(2004), and electrifying literary essays. Criticism is a difficult form, and Ozick practices it with passionate curiosity, discernment, and pleasure in both rigorous thinking and the crafting of decisive and scintillating prose. Her latest collection of forthright and tonic essays includes penetrating tributes to two brilliant thinkers, Susan Sontag and Lionel Trilling. Ozick expresses her faith in imagination in a provocative reflection on Helen Keller and considers the nexus of literature and tyranny in incisive readings of Tolstoy, Babel, and Azar Nafisi's Reading Lolita in Tehran.

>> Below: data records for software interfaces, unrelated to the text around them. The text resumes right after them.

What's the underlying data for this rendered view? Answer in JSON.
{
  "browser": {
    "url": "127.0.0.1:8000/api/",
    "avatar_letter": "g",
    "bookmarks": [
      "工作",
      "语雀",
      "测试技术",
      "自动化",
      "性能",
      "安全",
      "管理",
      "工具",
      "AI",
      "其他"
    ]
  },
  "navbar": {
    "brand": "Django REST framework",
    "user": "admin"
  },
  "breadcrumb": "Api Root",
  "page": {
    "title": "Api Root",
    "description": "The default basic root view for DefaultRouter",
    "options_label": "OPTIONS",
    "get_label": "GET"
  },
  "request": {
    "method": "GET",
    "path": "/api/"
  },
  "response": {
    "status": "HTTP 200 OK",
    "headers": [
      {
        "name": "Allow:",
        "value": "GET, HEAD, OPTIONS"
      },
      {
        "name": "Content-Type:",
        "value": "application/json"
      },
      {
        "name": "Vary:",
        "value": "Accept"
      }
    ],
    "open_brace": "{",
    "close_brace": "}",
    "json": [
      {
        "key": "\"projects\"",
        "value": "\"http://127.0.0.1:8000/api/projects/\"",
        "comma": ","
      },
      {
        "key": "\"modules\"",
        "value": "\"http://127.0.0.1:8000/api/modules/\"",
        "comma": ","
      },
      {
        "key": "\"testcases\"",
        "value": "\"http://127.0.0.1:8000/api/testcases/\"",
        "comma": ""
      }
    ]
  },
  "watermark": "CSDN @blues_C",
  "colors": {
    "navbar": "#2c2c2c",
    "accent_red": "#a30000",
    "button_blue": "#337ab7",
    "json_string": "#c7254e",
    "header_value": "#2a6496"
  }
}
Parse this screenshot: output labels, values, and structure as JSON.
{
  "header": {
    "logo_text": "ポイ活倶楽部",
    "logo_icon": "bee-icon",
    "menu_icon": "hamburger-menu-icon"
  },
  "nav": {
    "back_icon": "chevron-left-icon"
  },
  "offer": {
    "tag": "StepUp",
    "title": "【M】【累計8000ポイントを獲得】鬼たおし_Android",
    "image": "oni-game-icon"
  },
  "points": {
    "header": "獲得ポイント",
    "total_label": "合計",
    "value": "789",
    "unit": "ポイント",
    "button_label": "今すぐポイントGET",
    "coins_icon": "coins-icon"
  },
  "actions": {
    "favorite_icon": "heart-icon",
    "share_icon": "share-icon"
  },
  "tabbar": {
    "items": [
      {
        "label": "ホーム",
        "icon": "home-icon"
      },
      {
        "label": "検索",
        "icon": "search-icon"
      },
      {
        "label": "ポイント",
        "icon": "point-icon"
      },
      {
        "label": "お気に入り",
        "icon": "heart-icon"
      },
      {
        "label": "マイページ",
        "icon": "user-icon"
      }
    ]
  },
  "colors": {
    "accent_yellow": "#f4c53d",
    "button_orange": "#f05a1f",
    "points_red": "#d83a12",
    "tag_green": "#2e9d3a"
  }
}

Revisiting Updike, Bellow, and Roth inspires thoughts on the decline of a vibrant mainstream American book culture and a spirited defense of the "insights of art" in general and the novel's "infinity of plasticity and elasticity" in specific. Writing with pirouetting grace, Ozick observes that only the novel can encompass "the din in our heads, that relentless inward hum of fragility and hope and transcendence and dread." Donna SeamanCopyright © American Library Association. All rights reserved